◆ TASK DIRECTIONS ◆
Lines holding the string "Texture" are the ones to copy; find them all in the data.

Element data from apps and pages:
○ ○ ○ ○ ○ ○ ○

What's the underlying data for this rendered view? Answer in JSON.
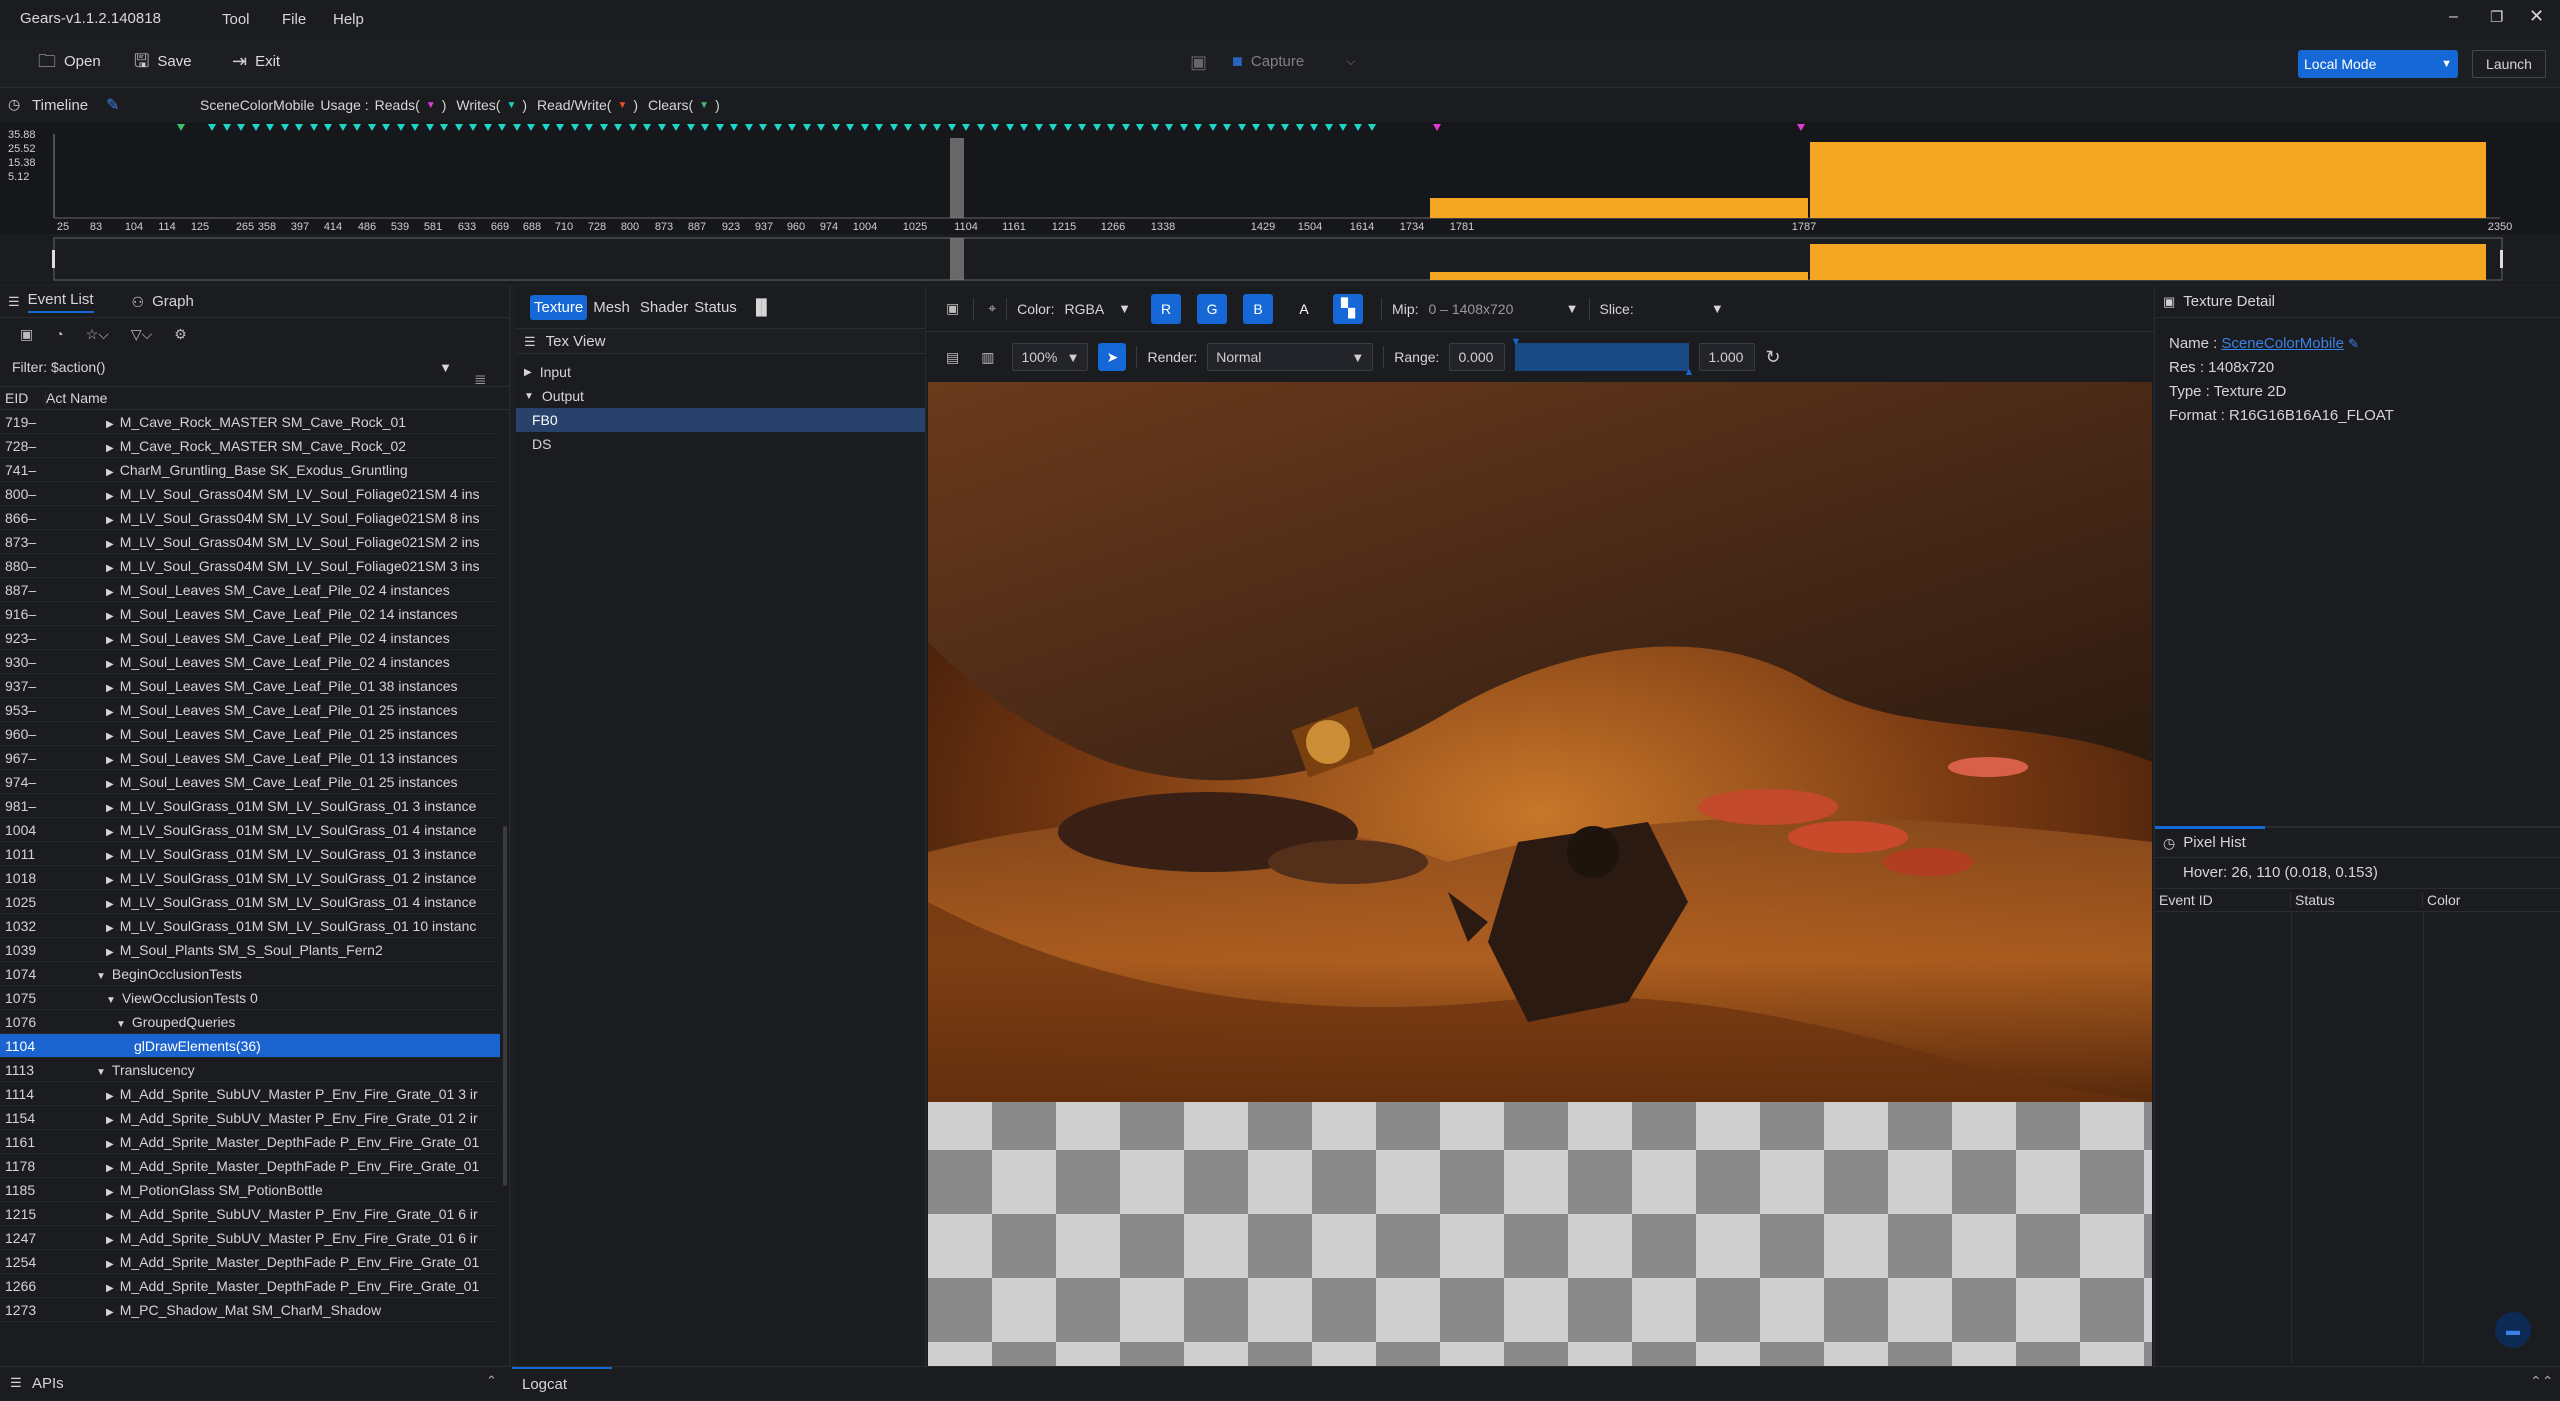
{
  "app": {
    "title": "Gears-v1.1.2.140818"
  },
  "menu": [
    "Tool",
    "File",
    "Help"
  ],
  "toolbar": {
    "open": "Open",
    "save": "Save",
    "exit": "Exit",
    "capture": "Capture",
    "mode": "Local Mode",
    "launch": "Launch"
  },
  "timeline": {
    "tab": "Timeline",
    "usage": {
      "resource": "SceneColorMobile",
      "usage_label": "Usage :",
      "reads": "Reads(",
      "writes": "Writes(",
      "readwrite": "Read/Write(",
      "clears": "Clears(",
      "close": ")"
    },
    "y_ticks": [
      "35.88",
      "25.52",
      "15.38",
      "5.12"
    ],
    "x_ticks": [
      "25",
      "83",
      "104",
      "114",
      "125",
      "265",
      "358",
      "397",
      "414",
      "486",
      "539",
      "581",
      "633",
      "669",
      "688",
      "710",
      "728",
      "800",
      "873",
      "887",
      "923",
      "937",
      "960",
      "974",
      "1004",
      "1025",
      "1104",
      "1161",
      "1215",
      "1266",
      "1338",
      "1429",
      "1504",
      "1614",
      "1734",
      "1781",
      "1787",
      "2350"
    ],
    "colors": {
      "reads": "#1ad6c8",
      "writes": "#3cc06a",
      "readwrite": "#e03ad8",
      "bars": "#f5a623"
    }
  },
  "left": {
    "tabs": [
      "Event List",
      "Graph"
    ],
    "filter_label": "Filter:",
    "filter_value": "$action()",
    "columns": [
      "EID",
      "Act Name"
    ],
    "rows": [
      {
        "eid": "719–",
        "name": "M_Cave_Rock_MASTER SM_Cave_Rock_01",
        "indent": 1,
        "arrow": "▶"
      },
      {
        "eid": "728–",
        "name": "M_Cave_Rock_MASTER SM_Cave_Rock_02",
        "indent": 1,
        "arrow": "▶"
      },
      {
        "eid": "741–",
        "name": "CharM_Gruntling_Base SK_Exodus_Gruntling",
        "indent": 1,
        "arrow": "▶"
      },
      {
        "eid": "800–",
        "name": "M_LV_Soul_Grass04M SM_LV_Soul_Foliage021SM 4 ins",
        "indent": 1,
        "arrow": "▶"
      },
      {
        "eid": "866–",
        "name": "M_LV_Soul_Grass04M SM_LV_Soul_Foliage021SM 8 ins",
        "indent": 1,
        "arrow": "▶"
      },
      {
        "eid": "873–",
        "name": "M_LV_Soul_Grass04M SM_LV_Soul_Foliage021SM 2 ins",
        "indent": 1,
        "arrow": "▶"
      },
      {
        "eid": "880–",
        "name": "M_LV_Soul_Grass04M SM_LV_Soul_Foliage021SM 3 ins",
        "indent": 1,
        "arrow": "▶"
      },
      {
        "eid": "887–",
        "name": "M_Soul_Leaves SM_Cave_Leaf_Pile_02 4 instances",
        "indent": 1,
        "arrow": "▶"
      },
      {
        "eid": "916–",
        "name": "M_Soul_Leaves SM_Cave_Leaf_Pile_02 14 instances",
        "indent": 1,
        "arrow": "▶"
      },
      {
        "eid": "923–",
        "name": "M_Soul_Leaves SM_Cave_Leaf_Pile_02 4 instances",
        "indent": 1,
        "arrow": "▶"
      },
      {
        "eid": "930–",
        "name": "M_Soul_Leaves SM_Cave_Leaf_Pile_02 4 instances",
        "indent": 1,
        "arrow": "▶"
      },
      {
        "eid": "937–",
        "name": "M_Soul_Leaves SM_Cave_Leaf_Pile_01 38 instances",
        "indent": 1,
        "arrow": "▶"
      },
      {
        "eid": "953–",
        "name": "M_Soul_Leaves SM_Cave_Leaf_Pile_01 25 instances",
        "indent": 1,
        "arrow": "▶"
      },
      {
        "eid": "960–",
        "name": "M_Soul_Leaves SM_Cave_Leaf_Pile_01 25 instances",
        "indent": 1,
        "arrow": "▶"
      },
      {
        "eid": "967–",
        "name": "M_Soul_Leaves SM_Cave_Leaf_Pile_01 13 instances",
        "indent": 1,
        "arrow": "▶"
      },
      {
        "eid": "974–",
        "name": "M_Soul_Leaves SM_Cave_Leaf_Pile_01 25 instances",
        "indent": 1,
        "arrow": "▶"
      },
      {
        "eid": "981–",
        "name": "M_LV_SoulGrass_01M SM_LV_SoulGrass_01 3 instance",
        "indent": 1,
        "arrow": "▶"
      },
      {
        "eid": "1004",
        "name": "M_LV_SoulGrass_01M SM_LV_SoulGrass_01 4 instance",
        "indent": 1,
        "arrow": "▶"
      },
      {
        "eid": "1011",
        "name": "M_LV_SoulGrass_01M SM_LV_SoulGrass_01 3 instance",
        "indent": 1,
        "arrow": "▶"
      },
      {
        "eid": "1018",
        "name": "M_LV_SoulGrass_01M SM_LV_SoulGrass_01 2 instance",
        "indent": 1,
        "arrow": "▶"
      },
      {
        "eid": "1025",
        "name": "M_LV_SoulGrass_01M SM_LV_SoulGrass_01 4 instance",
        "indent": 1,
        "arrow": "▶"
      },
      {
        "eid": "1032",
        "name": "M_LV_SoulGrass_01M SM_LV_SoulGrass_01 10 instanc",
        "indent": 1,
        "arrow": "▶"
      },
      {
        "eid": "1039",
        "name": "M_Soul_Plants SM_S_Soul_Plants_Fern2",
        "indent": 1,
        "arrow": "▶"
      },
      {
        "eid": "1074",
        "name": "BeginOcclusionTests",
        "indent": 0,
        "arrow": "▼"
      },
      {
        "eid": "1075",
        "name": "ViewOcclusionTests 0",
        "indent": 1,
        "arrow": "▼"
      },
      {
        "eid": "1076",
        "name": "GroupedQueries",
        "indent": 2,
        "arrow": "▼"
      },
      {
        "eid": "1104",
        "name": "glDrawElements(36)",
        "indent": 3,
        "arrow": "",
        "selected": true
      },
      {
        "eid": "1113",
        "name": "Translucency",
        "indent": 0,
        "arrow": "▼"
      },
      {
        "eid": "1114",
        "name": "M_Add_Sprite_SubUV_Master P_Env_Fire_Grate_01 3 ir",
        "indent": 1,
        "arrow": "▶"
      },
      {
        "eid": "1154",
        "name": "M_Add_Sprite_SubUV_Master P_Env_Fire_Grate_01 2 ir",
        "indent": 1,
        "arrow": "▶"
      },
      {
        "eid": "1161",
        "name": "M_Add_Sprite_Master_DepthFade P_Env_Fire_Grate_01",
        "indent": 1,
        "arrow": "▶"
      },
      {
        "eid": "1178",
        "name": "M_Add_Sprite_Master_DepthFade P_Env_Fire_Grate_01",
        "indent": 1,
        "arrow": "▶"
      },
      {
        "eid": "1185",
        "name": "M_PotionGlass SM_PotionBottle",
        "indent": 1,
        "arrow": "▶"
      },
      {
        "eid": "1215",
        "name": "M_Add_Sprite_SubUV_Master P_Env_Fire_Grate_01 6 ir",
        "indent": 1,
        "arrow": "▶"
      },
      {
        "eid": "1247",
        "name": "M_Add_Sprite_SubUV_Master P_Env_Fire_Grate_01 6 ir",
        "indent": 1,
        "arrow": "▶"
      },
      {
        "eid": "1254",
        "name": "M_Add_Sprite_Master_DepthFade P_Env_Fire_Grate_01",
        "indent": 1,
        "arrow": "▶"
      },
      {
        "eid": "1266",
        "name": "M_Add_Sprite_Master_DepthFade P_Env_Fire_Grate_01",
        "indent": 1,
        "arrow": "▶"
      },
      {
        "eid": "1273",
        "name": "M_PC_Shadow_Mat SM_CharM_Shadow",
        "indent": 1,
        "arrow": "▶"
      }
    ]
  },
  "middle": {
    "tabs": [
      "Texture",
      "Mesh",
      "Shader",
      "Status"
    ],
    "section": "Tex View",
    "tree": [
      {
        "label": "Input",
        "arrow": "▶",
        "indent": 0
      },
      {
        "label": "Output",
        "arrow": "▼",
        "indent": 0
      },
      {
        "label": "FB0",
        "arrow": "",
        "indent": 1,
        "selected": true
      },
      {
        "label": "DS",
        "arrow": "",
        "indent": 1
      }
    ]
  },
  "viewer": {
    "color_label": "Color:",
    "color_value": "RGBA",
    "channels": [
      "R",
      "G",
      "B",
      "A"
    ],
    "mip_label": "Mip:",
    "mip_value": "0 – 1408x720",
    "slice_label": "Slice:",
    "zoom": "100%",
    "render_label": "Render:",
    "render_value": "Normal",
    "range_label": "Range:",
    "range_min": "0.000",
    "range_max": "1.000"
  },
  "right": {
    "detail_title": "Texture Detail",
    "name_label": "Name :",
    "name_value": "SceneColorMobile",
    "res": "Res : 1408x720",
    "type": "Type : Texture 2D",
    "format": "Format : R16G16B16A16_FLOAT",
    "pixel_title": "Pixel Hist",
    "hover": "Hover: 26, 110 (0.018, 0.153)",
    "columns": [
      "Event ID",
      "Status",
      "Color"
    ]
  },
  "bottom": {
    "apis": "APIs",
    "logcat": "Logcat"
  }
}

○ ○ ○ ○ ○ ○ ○

◆ TASK RESPONSE ◆
      "Texture",
    "detail_title": "Texture Detail",
    "type": "Type : Texture 2D",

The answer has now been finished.